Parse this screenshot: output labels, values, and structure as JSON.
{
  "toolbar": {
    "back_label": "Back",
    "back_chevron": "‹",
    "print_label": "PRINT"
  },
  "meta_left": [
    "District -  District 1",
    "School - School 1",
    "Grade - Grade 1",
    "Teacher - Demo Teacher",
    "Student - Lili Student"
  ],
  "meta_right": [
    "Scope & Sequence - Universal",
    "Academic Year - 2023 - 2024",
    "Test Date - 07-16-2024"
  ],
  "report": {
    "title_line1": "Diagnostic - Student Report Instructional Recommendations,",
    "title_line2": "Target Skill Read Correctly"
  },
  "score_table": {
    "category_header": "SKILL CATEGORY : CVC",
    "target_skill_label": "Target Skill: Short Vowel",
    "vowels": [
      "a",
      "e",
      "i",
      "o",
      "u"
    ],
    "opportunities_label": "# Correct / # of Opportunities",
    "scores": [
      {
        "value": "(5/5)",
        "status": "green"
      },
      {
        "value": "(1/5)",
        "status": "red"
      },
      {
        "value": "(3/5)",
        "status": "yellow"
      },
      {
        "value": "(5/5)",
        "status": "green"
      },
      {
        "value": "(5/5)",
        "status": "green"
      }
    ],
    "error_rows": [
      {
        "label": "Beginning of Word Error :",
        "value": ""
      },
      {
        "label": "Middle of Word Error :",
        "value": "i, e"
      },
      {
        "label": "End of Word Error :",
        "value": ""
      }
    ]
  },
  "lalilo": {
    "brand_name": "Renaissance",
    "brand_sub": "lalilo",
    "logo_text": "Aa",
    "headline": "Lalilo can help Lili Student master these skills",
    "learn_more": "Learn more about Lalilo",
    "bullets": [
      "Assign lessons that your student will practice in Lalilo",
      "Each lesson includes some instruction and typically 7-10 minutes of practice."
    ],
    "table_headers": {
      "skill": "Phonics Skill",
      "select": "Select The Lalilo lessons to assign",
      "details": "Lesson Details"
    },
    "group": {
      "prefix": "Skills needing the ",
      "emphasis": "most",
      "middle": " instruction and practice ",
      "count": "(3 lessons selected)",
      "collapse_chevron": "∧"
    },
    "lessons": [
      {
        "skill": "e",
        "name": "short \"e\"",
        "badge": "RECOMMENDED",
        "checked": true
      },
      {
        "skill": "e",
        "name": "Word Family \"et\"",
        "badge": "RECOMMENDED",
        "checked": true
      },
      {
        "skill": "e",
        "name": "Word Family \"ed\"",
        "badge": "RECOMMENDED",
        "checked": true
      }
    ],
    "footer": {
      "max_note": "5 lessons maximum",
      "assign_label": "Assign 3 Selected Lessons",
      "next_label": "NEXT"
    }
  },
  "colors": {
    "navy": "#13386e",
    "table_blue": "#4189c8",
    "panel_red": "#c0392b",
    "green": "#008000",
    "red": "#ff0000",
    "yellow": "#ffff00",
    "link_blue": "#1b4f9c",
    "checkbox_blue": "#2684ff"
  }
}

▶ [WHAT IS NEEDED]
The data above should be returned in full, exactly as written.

▶ [EXERCISE SOLUTION]
Parse this screenshot: output labels, values, and structure as JSON.
{
  "toolbar": {
    "back_label": "Back",
    "back_chevron": "‹",
    "print_label": "PRINT"
  },
  "meta_left": [
    "District -  District 1",
    "School - School 1",
    "Grade - Grade 1",
    "Teacher - Demo Teacher",
    "Student - Lili Student"
  ],
  "meta_right": [
    "Scope & Sequence - Universal",
    "Academic Year - 2023 - 2024",
    "Test Date - 07-16-2024"
  ],
  "report": {
    "title_line1": "Diagnostic - Student Report Instructional Recommendations,",
    "title_line2": "Target Skill Read Correctly"
  },
  "score_table": {
    "category_header": "SKILL CATEGORY : CVC",
    "target_skill_label": "Target Skill: Short Vowel",
    "vowels": [
      "a",
      "e",
      "i",
      "o",
      "u"
    ],
    "opportunities_label": "# Correct / # of Opportunities",
    "scores": [
      {
        "value": "(5/5)",
        "status": "green"
      },
      {
        "value": "(1/5)",
        "status": "red"
      },
      {
        "value": "(3/5)",
        "status": "yellow"
      },
      {
        "value": "(5/5)",
        "status": "green"
      },
      {
        "value": "(5/5)",
        "status": "green"
      }
    ],
    "error_rows": [
      {
        "label": "Beginning of Word Error :",
        "value": ""
      },
      {
        "label": "Middle of Word Error :",
        "value": "i, e"
      },
      {
        "label": "End of Word Error :",
        "value": ""
      }
    ]
  },
  "lalilo": {
    "brand_name": "Renaissance",
    "brand_sub": "lalilo",
    "logo_text": "Aa",
    "headline": "Lalilo can help Lili Student master these skills",
    "learn_more": "Learn more about Lalilo",
    "bullets": [
      "Assign lessons that your student will practice in Lalilo",
      "Each lesson includes some instruction and typically 7-10 minutes of practice."
    ],
    "table_headers": {
      "skill": "Phonics Skill",
      "select": "Select The Lalilo lessons to assign",
      "details": "Lesson Details"
    },
    "group": {
      "prefix": "Skills needing the ",
      "emphasis": "most",
      "middle": " instruction and practice ",
      "count": "(3 lessons selected)",
      "collapse_chevron": "∧"
    },
    "lessons": [
      {
        "skill": "e",
        "name": "short \"e\"",
        "badge": "RECOMMENDED",
        "checked": true
      },
      {
        "skill": "e",
        "name": "Word Family \"et\"",
        "badge": "RECOMMENDED",
        "checked": true
      },
      {
        "skill": "e",
        "name": "Word Family \"ed\"",
        "badge": "RECOMMENDED",
        "checked": true
      }
    ],
    "footer": {
      "max_note": "5 lessons maximum",
      "assign_label": "Assign 3 Selected Lessons",
      "next_label": "NEXT"
    }
  },
  "colors": {
    "navy": "#13386e",
    "table_blue": "#4189c8",
    "panel_red": "#c0392b",
    "green": "#008000",
    "red": "#ff0000",
    "yellow": "#ffff00",
    "link_blue": "#1b4f9c",
    "checkbox_blue": "#2684ff"
  }
}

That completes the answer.